* _AIM OF THE EXERCISE_
Each line below with the word "days" needs to be copied.
Segment Start: AVAILABLE RECORDS
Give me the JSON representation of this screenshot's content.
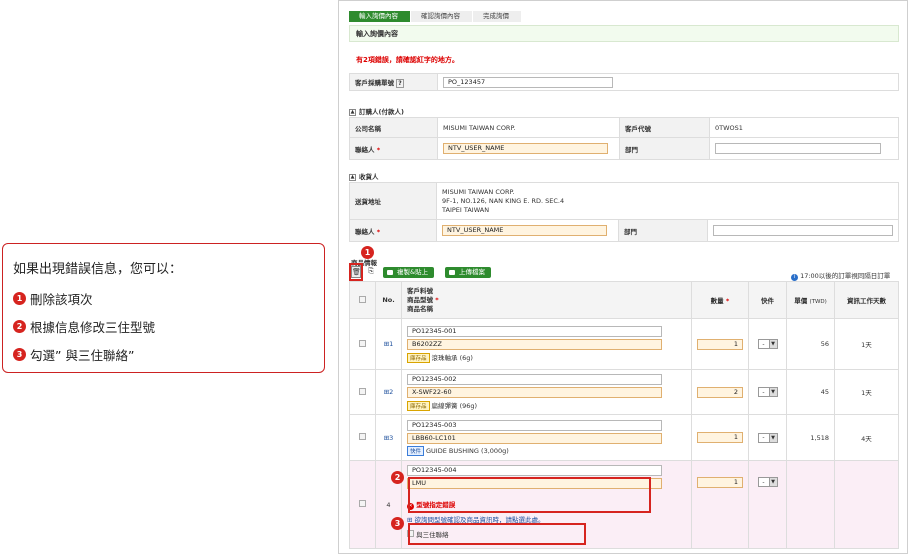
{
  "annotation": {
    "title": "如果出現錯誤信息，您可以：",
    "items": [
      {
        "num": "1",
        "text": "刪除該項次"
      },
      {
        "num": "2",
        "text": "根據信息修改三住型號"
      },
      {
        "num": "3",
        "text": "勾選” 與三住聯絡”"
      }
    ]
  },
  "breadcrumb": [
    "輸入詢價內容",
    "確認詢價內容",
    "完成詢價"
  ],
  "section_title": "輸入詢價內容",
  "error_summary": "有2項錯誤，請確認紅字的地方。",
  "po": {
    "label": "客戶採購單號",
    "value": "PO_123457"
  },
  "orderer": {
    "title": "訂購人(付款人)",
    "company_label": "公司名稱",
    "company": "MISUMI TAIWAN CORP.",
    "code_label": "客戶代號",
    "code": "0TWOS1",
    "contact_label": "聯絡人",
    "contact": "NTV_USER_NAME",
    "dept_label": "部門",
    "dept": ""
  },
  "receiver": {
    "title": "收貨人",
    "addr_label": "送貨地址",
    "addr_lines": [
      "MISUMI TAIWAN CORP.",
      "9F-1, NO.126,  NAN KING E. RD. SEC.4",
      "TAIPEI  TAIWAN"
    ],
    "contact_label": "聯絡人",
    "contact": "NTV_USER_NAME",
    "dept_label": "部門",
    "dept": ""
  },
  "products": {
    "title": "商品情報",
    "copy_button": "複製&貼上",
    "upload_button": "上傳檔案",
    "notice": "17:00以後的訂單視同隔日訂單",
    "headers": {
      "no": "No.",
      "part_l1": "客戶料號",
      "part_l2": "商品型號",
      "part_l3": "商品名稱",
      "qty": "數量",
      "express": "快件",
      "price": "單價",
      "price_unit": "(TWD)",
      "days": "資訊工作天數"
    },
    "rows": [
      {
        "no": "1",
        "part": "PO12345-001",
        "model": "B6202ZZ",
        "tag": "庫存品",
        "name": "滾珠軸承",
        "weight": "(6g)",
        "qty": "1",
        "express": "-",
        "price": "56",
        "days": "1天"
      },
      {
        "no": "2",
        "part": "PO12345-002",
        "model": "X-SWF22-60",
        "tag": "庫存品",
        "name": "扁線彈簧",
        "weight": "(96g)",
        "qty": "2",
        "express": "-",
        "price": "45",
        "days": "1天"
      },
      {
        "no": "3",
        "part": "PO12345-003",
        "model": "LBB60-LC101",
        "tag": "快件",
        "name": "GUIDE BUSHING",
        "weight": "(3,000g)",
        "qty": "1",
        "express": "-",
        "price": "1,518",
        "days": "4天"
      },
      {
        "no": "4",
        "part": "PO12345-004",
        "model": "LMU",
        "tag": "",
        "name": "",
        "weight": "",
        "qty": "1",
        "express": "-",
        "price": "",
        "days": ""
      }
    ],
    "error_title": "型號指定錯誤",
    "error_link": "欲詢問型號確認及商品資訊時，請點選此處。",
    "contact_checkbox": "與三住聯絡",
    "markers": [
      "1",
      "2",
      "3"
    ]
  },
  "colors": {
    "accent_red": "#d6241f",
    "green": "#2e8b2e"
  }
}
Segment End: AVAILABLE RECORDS
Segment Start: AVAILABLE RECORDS
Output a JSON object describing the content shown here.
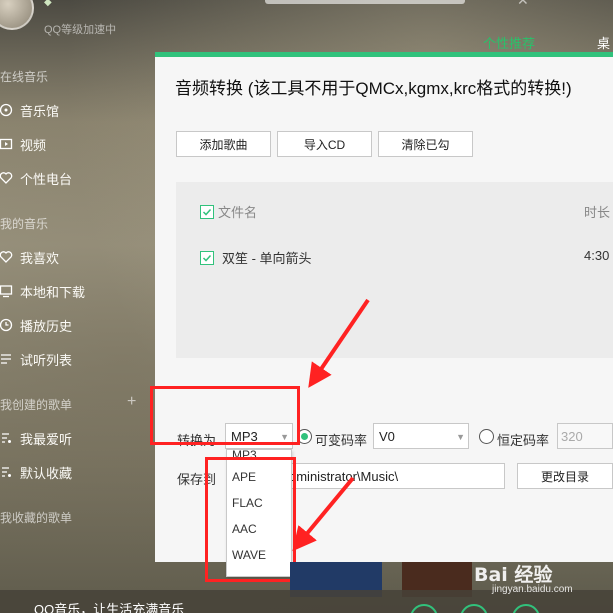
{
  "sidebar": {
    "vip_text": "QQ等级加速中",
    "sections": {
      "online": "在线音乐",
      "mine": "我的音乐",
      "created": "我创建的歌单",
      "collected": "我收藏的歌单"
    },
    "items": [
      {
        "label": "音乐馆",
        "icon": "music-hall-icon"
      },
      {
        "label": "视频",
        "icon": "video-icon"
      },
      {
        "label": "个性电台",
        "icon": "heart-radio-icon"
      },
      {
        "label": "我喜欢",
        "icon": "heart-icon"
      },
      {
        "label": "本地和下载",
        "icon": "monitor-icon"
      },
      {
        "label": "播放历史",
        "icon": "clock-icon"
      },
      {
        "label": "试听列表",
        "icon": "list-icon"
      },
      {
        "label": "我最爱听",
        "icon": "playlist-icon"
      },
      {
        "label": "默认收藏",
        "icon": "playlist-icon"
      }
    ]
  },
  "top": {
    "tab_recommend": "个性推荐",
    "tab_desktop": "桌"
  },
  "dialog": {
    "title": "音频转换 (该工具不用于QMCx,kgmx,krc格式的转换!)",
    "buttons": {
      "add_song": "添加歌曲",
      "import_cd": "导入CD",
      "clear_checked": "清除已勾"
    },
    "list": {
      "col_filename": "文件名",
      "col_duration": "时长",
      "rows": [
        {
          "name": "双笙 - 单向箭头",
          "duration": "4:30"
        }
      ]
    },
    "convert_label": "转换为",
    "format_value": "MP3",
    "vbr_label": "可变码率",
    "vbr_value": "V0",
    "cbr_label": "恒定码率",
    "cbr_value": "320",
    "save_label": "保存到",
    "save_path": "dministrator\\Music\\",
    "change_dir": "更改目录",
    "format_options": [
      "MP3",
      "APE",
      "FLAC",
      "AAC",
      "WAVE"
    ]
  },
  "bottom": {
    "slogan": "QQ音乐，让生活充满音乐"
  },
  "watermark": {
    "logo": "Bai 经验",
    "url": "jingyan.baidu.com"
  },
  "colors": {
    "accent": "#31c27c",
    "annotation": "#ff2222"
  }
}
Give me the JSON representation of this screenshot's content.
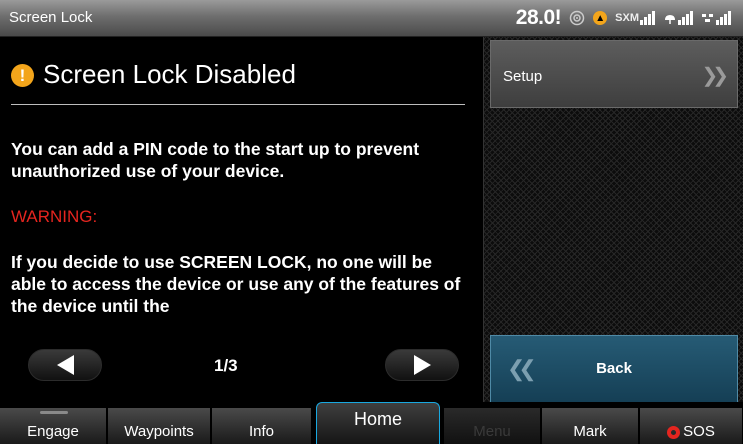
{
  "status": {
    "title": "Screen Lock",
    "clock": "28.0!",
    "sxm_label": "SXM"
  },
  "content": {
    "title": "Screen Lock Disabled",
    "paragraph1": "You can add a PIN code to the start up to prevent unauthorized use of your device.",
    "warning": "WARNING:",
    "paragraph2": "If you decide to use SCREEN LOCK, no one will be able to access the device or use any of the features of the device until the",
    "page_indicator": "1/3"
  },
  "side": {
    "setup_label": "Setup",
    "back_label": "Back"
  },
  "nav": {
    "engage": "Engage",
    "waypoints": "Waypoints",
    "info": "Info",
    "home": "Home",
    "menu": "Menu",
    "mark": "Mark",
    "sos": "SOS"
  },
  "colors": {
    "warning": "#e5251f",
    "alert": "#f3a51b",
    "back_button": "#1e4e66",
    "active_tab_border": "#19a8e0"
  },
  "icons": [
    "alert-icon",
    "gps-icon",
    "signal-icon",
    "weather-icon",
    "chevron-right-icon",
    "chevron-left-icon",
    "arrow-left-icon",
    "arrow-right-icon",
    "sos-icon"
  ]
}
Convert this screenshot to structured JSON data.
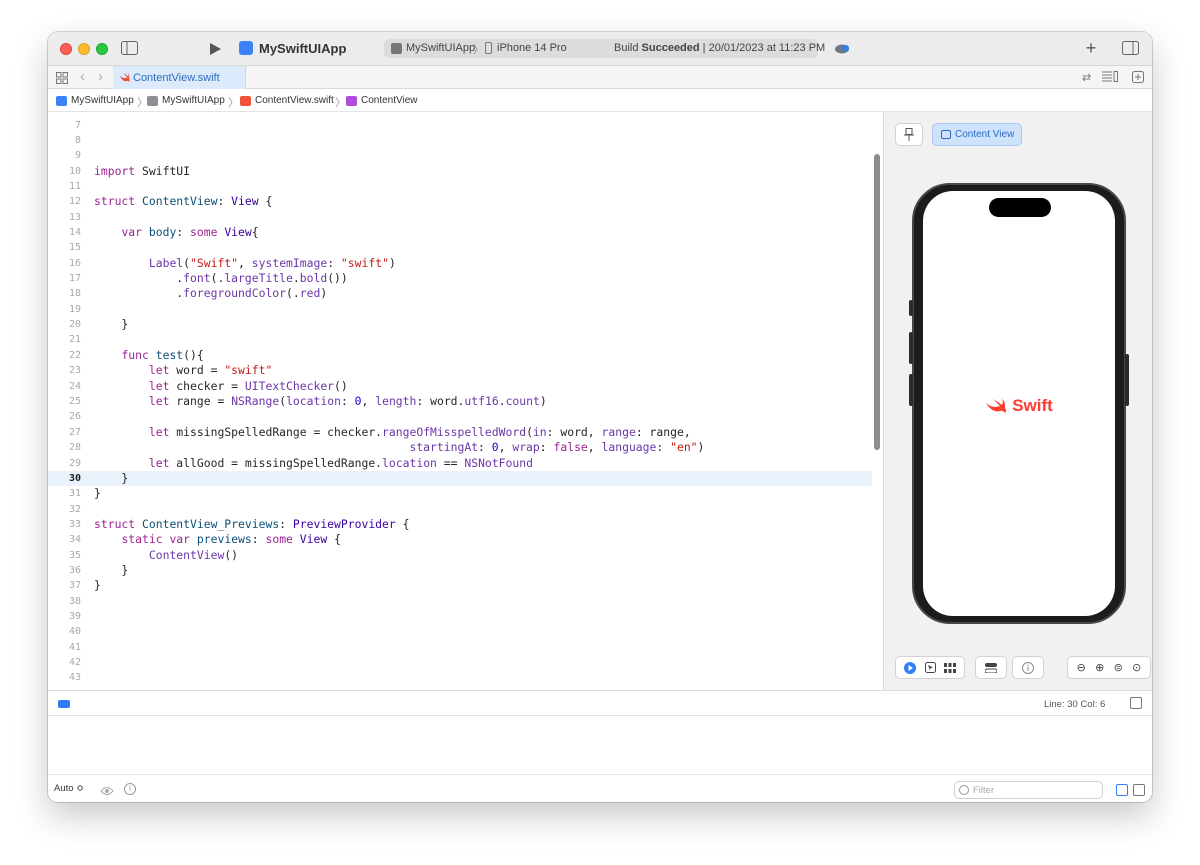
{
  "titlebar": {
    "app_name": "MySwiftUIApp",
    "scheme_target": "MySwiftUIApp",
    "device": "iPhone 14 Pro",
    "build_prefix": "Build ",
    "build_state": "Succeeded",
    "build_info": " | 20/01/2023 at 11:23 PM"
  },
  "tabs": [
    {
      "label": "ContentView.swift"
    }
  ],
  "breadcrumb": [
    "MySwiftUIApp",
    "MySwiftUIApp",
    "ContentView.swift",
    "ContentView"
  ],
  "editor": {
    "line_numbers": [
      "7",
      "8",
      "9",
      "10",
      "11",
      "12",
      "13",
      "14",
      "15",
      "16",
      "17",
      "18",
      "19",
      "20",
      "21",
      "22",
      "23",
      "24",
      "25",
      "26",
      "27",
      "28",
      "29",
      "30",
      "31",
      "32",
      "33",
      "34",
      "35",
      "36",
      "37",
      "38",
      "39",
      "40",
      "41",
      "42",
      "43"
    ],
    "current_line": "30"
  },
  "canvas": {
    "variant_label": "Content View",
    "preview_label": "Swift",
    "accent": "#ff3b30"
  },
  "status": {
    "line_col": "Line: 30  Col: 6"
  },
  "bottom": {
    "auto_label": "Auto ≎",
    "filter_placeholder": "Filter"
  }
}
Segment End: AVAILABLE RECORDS
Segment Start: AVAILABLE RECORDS
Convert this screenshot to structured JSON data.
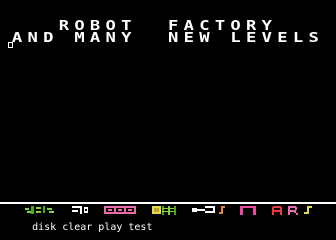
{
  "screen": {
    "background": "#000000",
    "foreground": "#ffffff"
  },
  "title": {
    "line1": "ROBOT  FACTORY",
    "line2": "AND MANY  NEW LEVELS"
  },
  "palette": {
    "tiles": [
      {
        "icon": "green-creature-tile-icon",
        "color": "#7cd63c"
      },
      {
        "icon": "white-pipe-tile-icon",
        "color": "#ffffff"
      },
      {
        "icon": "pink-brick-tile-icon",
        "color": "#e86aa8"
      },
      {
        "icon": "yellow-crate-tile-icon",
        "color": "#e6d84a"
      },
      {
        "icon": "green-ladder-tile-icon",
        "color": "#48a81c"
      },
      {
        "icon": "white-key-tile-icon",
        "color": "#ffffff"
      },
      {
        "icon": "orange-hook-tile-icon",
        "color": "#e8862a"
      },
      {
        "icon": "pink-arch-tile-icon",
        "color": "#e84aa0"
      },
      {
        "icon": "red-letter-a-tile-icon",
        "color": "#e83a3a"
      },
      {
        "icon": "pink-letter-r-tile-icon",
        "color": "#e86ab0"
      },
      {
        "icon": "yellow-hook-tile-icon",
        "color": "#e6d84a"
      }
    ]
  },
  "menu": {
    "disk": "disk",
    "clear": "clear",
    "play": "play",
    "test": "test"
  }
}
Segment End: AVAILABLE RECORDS
* _TASK RESULT_
      "days": "資訊工作天數"
        "days": "1天"
        "days": "1天"
        "days": "4天"
        "days": ""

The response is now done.